In a remarkably short period, we have adopted new ways of going about our daily lives and interfacing with one another, and it draws attention to the question of whether we will ever unlearn the pandemic. I think about it in similar terms to the Great Depression. When I was in high school, I learned about my teachers’ grandparents who lived during that time. Even into the present day, they would keep savings jars around the house and reuse disposable plastic wrap as they used to back in the day. Decades from now, for example, are people going to still be reflexively or subconsciously refusing handshakes? Maybe not. In many ways, we will go back to the status quo eventually, but in a significant number of regards, I don’t think we’re going to return fully to January 2020 in this lifetime. An irreversible cultural shift is happening before our eyes. Change is inevitable, and admittedly, it is hard not to look back at the beginning of 2020 somewhat sentimentally, but hindsight is 20/20 and with many events, the full appreciation doesn’t necessarily have to take place in the moment.
We can still savor those moments and keep an eye on the future. Of course, this is difficult for anyone. I know so many people use different physical environments for inspiration and novelty, and when that’s taken away things can look abysmal. But I hope that despite our physical world, students can remember that the mind is limitless. The way that we interface with reality was never purely physical. The mind is and has always been immaterial. Even though “physically distant connections” sound like an oxymoron, there will be nuggets of joy that come along that can be stimulating if not as stimulating as before. We have heard it so many times: the people of Stanford make the University what it is, so there is at least the solace that that essence will be preserved, through good times and bad. The positive, interpersonal stimulation that we all yearn for may not come by often, but when it does, that’s the time to savor. Remember, this time is full of ups and downs, not one or the other alone. Even as schools begin to open ever so slowly, the ups may not be as frequent as we’d like, but when they come, the novelty of that increasingly rare joy can be more potent, I have found. And that is distinctly special.
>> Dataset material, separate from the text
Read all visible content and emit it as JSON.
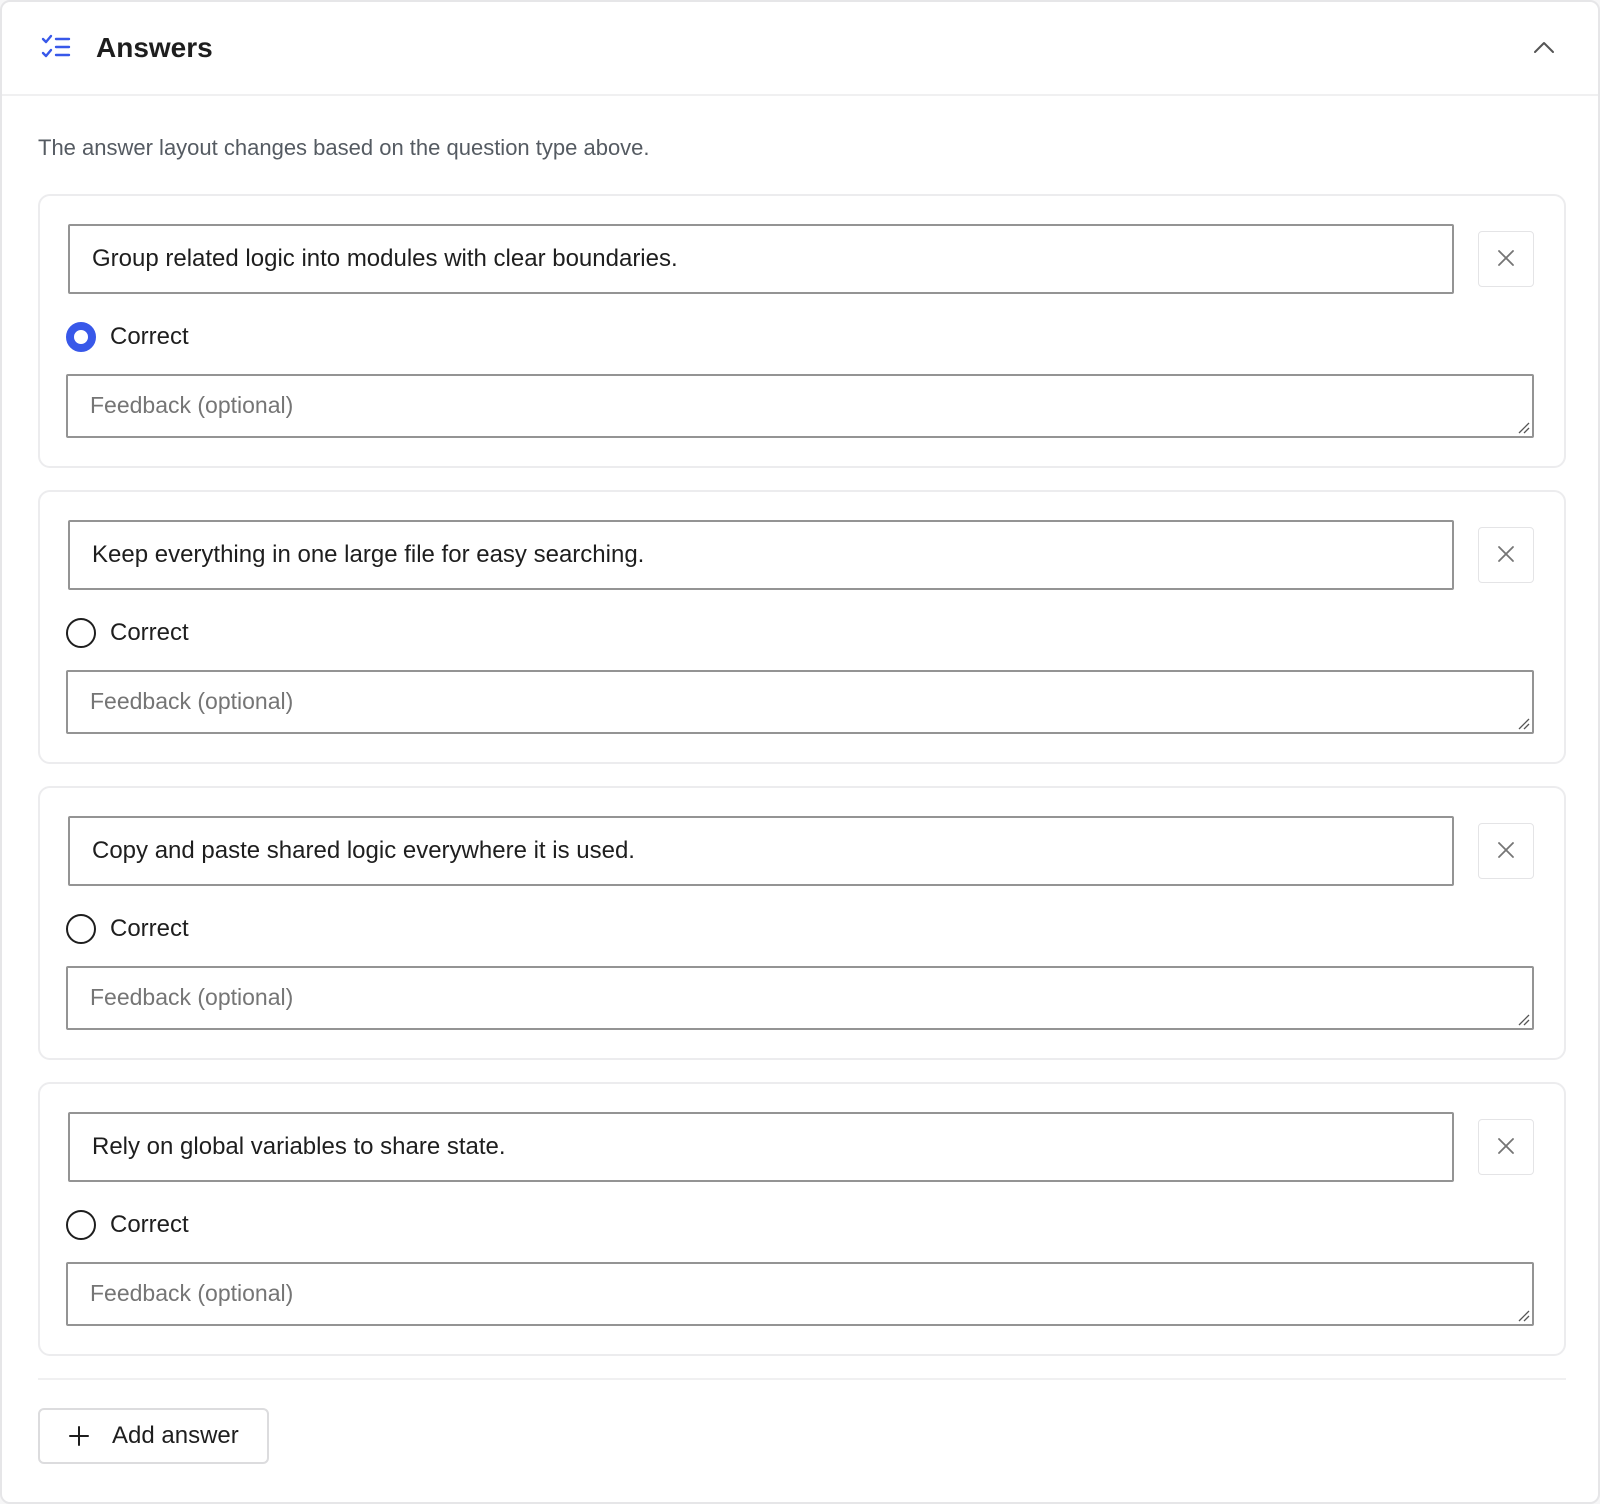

Contact The Daily’s The Grind section at thegrind ‘at’ stanforddaily.com.